Increasingly, we are seeing a new breed of Semantic Applications, which we generalize as shortcuts.
This category includes SnapShots from Snap, BlueOrganizer and SmartLinks from AdaptiveBlue, Shortcuts from Yahoo!, and In-text search from Lingospot.
What is common between all these technologies is that they leverage the simple semantics of the content to deliver additional information. In the case of Snap and AdaptiveBlue, the semantics is defined by the URL, while Yahoo! and Lingospot perform text analysis.
Regardless of the method, all of these technologies deliver related information via Ajax popups. That is, they leverage semantics to pull the information from the web. This is essentially discovery or

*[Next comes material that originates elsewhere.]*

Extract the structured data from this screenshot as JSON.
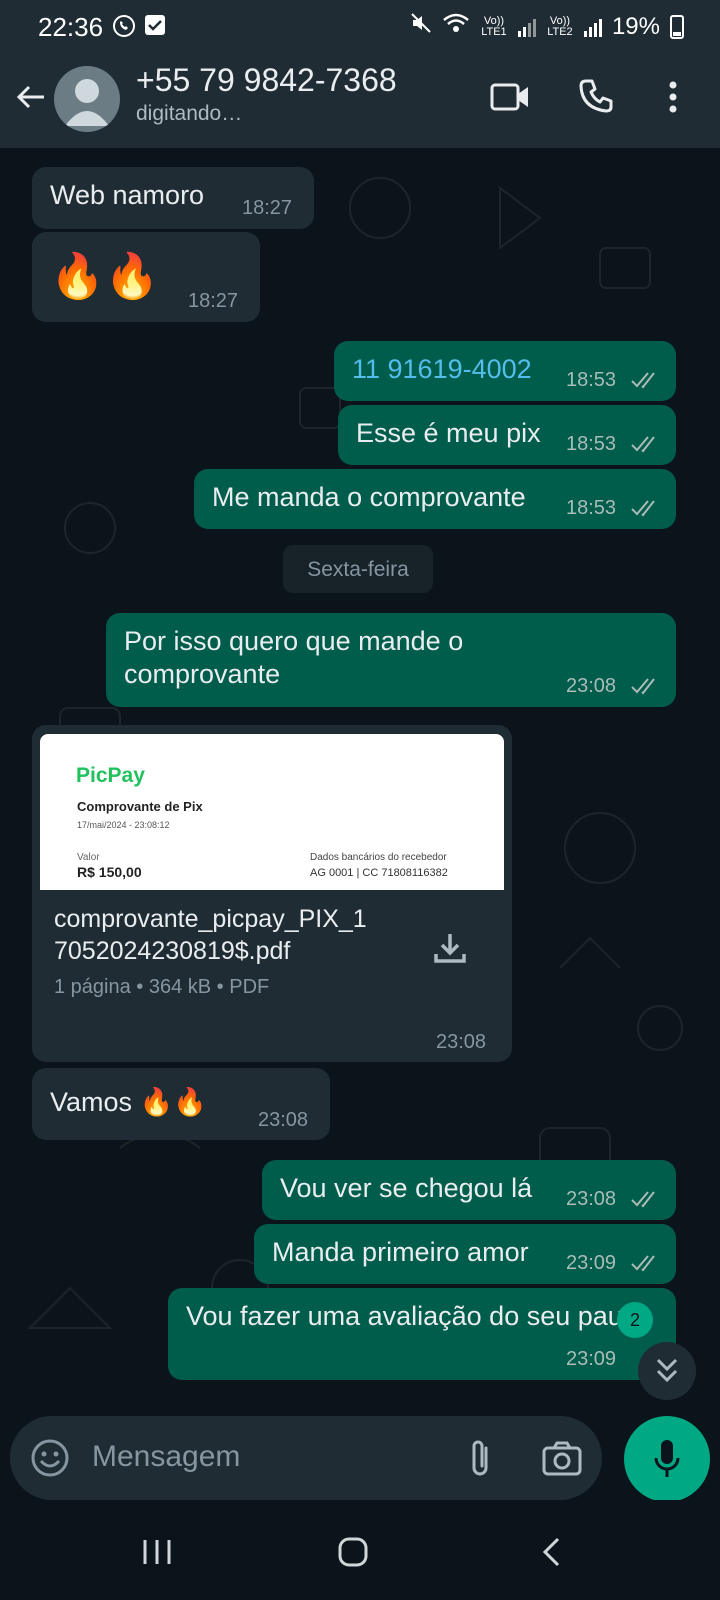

reverse search. When the user is looking at a book there is a preview with a brief description and the cover image, when the user encounters a stock symbol he is presented with a stock chart, analysis and additional links to the company, when the user is looking at a music album there is a play button, and when the user encounters a movie there is an ability to watch the trailer in place. The shortcuts remove the need to search, instead, the related content from the web comes right into the page.
Today’s shortcut technologies are simple and still in their infancy, but they are among the most successful examples of semantic applications.

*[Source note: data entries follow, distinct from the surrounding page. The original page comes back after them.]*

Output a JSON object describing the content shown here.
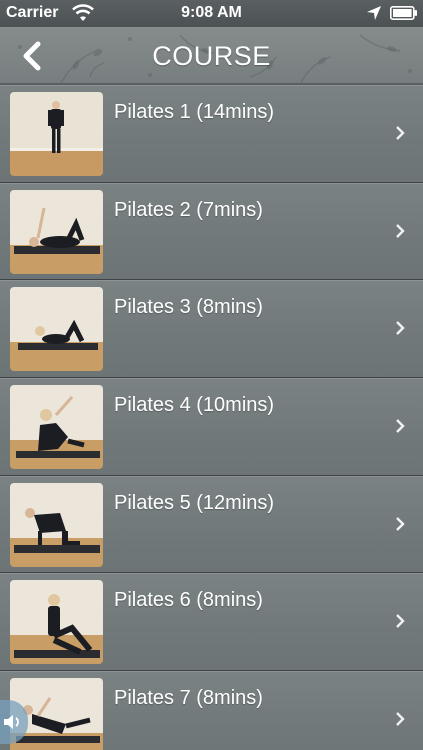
{
  "status_bar": {
    "carrier": "Carrier",
    "time": "9:08 AM",
    "icons": [
      "wifi-icon",
      "location-arrow-icon",
      "battery-icon"
    ]
  },
  "nav": {
    "back_icon": "chevron-left-icon",
    "title": "COURSE"
  },
  "courses": [
    {
      "label": "Pilates 1 (14mins)",
      "thumb": "standing-pose"
    },
    {
      "label": "Pilates 2 (7mins)",
      "thumb": "lying-arm-raise-pose"
    },
    {
      "label": "Pilates 3 (8mins)",
      "thumb": "knees-bent-lying-pose"
    },
    {
      "label": "Pilates 4 (10mins)",
      "thumb": "side-reach-pose"
    },
    {
      "label": "Pilates 5 (12mins)",
      "thumb": "all-fours-pose"
    },
    {
      "label": "Pilates 6 (8mins)",
      "thumb": "seated-stretch-pose"
    },
    {
      "label": "Pilates 7 (8mins)",
      "thumb": "lying-leg-raise-pose"
    }
  ],
  "row_chevron_icon": "chevron-right-icon",
  "sound_icon": "speaker-icon",
  "colors": {
    "background": "#6f7779",
    "row_divider": "#3e4446",
    "text": "#ffffff"
  }
}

However, we can not call them the killer app for several reasons.
First, people perceive them as advertising, which is not the point. Snap certainly made an early push into ads, but this is not a representation of what these technologies will look like in the future.
Second, in their current implementation, all of these technologies are utilities. For the same reason that people are not going to get emotional about personal knowledge management, they will not be
emotional about shortcuts. Shortcuts will also be taken for granted.
Yet, shortcuts hold the most promise. With a few more iterations these technologies are going to get slicker and more precise. They will leverage content and micro-context to reduce the amount of search. They will become more personalized based on user behavior. And once this happens it will be a big deal.
Interesting article continues @ analogburn